## [Exercise goal]
Look through the records below and say how many lines include "で強化する". Give only that number.

(Element data from apps and pages)

/---

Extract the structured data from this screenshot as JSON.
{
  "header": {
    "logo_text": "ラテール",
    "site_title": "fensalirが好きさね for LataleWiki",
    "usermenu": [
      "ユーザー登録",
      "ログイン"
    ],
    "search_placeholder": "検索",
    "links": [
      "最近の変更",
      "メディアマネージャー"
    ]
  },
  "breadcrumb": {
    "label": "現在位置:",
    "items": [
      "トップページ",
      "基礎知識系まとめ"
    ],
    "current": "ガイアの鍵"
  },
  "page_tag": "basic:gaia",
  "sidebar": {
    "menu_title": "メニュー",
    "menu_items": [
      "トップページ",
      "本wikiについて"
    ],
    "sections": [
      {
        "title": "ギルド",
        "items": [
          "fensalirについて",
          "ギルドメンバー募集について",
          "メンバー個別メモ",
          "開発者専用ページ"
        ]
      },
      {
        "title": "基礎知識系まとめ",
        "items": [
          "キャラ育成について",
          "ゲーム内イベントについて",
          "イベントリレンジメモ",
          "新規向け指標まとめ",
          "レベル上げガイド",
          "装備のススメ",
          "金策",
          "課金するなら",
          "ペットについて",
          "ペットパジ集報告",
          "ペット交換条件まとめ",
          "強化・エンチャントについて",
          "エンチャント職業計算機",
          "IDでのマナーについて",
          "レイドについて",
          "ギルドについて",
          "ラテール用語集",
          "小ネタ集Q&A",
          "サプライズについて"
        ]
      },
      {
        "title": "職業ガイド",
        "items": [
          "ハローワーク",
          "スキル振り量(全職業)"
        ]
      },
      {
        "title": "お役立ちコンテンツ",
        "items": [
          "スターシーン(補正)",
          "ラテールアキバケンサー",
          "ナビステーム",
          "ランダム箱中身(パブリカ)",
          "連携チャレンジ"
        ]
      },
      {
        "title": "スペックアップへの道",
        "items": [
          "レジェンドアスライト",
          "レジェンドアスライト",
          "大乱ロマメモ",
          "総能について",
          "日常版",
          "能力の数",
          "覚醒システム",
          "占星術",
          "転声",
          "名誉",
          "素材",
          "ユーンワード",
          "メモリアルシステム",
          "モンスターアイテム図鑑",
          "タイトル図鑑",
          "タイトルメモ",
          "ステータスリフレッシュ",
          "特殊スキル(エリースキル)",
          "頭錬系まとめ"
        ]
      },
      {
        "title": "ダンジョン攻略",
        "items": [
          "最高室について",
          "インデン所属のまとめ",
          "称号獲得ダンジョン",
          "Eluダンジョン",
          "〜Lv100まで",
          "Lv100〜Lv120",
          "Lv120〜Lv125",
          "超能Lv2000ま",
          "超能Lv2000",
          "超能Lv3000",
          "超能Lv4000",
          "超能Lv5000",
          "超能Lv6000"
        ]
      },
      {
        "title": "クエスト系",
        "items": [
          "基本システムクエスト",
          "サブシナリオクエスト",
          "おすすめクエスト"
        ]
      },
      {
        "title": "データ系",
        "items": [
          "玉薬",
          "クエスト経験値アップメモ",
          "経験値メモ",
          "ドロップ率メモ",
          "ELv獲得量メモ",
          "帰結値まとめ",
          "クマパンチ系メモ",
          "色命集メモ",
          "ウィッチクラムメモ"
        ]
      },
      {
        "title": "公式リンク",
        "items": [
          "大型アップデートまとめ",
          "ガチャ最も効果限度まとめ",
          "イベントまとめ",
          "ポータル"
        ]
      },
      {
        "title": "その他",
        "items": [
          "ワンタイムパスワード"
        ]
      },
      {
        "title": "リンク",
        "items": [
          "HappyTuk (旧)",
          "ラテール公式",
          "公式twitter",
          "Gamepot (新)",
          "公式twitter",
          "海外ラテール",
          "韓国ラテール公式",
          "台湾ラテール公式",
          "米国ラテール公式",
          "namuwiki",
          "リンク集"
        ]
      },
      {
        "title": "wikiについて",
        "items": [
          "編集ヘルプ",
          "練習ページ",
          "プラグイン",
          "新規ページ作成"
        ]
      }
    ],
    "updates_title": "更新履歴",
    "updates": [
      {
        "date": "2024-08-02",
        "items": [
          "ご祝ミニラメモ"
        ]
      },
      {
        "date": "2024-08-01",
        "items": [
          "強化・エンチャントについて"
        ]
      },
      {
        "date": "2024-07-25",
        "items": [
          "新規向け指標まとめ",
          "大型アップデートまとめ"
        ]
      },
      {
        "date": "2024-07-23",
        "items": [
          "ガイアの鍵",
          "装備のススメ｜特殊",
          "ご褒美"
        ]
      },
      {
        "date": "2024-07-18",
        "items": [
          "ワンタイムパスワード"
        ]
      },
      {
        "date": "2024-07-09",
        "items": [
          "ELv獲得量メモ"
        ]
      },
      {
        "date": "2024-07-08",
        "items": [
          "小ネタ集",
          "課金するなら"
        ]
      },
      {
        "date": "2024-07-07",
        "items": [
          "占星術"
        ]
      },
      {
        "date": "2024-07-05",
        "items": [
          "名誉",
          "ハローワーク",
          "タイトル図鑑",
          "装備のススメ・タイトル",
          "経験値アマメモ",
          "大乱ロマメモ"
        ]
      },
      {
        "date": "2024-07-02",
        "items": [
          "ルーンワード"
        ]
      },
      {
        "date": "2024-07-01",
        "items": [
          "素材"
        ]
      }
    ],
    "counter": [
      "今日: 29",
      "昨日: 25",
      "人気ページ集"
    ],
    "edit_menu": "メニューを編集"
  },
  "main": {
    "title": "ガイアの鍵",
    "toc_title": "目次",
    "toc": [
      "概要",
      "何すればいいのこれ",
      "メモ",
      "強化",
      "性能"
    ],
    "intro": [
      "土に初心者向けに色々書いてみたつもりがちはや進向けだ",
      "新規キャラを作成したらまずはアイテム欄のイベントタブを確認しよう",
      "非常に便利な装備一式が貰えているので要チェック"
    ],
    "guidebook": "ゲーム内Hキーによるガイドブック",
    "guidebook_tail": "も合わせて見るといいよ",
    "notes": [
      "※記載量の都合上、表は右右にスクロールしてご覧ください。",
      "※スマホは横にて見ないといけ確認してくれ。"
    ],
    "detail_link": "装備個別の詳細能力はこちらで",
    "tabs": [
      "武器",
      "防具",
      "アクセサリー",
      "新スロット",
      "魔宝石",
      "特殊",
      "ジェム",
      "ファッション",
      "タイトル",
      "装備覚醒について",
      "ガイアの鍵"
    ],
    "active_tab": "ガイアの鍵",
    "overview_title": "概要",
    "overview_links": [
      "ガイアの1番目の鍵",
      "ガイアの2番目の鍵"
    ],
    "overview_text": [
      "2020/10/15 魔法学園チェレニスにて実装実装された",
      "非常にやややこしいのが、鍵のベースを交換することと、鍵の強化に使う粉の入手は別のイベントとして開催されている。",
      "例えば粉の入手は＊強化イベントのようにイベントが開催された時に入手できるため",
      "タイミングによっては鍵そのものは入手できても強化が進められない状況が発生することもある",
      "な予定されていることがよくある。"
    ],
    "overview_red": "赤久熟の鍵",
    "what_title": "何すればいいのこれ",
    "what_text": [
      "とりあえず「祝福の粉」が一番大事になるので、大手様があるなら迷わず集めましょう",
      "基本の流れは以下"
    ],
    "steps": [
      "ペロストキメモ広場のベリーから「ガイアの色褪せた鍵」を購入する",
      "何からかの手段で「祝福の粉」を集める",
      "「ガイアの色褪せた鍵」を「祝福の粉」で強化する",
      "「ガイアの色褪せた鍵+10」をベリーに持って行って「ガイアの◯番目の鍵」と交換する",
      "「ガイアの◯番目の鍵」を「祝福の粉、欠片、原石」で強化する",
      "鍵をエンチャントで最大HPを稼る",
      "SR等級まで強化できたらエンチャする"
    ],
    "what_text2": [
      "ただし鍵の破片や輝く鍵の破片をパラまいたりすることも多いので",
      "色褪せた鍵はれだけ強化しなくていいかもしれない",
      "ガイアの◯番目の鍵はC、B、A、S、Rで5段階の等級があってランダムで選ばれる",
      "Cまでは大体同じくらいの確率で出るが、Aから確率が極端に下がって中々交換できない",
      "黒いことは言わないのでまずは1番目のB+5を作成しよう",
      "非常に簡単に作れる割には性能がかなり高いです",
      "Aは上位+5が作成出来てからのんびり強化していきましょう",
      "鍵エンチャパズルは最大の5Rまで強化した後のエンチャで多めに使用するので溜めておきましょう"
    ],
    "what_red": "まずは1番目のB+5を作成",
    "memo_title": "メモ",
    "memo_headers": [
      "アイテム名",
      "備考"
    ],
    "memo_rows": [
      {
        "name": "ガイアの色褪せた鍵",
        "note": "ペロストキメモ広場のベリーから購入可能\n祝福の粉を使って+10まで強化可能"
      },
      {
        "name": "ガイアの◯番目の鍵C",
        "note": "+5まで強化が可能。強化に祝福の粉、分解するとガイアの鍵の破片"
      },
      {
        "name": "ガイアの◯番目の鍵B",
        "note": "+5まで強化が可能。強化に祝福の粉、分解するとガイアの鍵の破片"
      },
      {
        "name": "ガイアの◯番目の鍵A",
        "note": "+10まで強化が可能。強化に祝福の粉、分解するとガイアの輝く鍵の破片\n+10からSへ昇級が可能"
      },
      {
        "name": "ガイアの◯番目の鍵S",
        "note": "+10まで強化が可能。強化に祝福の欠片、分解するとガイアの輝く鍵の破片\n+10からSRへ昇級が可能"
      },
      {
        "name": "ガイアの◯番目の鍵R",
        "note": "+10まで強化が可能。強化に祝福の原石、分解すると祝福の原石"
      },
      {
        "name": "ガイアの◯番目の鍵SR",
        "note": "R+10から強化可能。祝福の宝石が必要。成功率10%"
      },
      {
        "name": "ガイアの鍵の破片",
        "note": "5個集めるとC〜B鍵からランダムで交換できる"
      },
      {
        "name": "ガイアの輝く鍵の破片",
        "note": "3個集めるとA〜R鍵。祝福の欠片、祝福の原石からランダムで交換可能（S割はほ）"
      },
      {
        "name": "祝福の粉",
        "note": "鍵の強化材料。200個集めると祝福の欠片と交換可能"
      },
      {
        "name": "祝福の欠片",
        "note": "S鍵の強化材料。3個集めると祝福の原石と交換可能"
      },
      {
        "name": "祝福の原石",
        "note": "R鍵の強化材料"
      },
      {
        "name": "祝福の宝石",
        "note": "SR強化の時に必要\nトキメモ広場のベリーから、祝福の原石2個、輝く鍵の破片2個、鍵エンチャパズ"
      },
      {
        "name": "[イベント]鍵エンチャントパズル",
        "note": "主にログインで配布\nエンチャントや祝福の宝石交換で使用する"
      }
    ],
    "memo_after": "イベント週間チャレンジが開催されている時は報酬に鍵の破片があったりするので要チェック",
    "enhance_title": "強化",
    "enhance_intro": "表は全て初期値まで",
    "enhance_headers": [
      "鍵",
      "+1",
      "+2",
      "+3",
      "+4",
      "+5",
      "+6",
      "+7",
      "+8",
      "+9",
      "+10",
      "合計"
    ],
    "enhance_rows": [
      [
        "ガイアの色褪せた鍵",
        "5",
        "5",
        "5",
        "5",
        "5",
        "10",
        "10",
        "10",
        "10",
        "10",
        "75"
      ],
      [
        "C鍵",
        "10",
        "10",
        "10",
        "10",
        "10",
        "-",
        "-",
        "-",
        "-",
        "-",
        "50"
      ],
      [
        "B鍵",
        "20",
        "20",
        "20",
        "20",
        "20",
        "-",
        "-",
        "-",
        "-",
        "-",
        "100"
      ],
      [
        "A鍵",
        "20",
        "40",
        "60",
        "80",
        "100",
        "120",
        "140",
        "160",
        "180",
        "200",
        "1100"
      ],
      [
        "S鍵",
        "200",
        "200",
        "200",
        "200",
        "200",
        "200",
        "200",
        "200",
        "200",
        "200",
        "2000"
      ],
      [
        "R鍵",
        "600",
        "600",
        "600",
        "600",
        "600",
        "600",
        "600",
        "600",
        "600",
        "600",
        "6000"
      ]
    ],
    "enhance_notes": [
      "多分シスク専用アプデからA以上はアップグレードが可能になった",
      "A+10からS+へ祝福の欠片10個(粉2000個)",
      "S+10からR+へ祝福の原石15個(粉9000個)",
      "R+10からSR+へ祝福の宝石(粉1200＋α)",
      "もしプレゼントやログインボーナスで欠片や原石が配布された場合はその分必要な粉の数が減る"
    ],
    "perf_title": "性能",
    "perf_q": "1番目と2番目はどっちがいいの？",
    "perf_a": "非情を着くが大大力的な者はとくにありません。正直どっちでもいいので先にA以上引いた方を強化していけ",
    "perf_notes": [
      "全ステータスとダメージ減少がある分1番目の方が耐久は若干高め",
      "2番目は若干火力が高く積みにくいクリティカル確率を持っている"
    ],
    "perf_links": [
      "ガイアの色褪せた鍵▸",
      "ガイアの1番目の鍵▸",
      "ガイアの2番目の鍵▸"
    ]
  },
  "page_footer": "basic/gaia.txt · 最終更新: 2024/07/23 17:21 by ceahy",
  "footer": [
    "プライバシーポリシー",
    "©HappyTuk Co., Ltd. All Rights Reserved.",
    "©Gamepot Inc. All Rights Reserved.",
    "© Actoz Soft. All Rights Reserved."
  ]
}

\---

## [Exercise solution]
2